My grandmother and my father moved to the Woodinville house in the 60s, I think. A log cabin the woods, old windows, just barely enough room for two. If I recall correctly, there was no indoor bathroom, but I might be romanticizing a bit. Two and a half acres and blackberry & salmonberry vines snaking everywhere, a huckleberry bush pushing its way out of a six foot wide cedar stump, creeks with spawning salmon and broken down barns and enough piles of rusted farm tools and other junk to get lost in. A sign salvaged from somewhere by my grandmother read "Hogranch" in bold lettering carved into old wood.
In the summers, when the rain stopped for more than a few weeks at a time, the little creek in the backyard dried up, and we knew our well was going dry. Short showers, water off when shampooing or using soap, no watering the gardens. In the tougher winters the pipes would freeze and more than once my sisters and I sat in the pump shed with heaters and blowdryers, singing Christmas carols and thawing the frozen well pump.
I haven't been to the old Woodinville house in years now, though I did drive by several months ago to show Patrick my childhood home. The last time I was inside it felt cold and changed, the clutter of my grandmother's days back again after so many years. Too many cats & too few people to clean up after them, and if you don't keep up with dishes in such a small space they take over the sink and the counters and the stove before a day's worth of meals is up.
I could liken the deterioration of my childhood home to the way our nuclear family itself has gone, create parallels between dilapidated roofs & rotting shingles flaking and my siblings' relationships with our mother and father. When we all lived at home, the lawn was mowed, the dishes washed, the cats taken care of, the front porch swept.
My mother is in the process of cleaning the old house up for sale. New cabinets, new appliances, a good cleaning. My sister showed me a picture of the outside, and the rubbish was cleared away, and the porch cleaned off. The old wooden siding was painted a light blue, and it looked odd sitting there amongst trees and rhododendrons and blackberry vines--a fake, unnatural blue set against the woods we all played in as children.

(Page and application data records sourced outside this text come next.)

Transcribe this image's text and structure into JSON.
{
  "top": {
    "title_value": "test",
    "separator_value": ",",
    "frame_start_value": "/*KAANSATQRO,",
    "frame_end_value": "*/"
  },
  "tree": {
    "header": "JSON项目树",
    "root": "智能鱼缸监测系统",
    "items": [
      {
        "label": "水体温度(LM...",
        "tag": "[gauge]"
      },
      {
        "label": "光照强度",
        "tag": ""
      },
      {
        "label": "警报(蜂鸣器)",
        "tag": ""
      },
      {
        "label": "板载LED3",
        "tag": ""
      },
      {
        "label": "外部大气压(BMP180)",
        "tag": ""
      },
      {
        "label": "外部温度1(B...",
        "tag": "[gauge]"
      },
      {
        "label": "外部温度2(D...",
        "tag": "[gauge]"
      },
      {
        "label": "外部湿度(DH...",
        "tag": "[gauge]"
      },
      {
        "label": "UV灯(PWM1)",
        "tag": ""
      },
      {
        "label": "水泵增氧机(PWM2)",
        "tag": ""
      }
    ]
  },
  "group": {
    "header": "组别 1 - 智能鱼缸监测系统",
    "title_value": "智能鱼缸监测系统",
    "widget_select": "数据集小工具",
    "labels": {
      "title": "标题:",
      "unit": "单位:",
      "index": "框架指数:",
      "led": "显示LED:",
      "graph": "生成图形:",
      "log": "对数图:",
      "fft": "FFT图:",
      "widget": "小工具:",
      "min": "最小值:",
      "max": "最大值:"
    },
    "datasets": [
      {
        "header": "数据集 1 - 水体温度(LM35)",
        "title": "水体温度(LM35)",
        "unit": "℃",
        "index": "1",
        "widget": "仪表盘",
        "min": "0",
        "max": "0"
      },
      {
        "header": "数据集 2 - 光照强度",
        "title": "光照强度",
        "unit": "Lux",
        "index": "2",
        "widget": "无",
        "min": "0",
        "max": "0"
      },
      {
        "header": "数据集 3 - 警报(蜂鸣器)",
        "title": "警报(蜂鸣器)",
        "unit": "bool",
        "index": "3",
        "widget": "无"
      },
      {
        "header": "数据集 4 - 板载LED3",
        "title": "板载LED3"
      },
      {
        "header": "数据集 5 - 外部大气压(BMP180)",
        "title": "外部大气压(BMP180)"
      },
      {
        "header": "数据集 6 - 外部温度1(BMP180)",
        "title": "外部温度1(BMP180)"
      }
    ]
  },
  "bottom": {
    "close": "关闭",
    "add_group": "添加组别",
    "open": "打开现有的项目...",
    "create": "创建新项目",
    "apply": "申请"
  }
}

I've often wondered at the sadness of grown-ups losing their childhood homes--college students whose parents packed up and sold the houses they grew up in, middle-aged people putting their parents' houses up for sale after death. I suppose I thought the Woodinville house would be there--2 1/2 acres to run around in for the rest of my life. Two and a half acres where I watched my sister's oldest child pick buttercups, where trees would still loose their puffs of cotton every spring. Two and a half acres where I would show my children how to pick the roots that taste like licorice and probably weren't but as a child I ate them anyway, two and a half acres and a sky for watching bats on summer nights.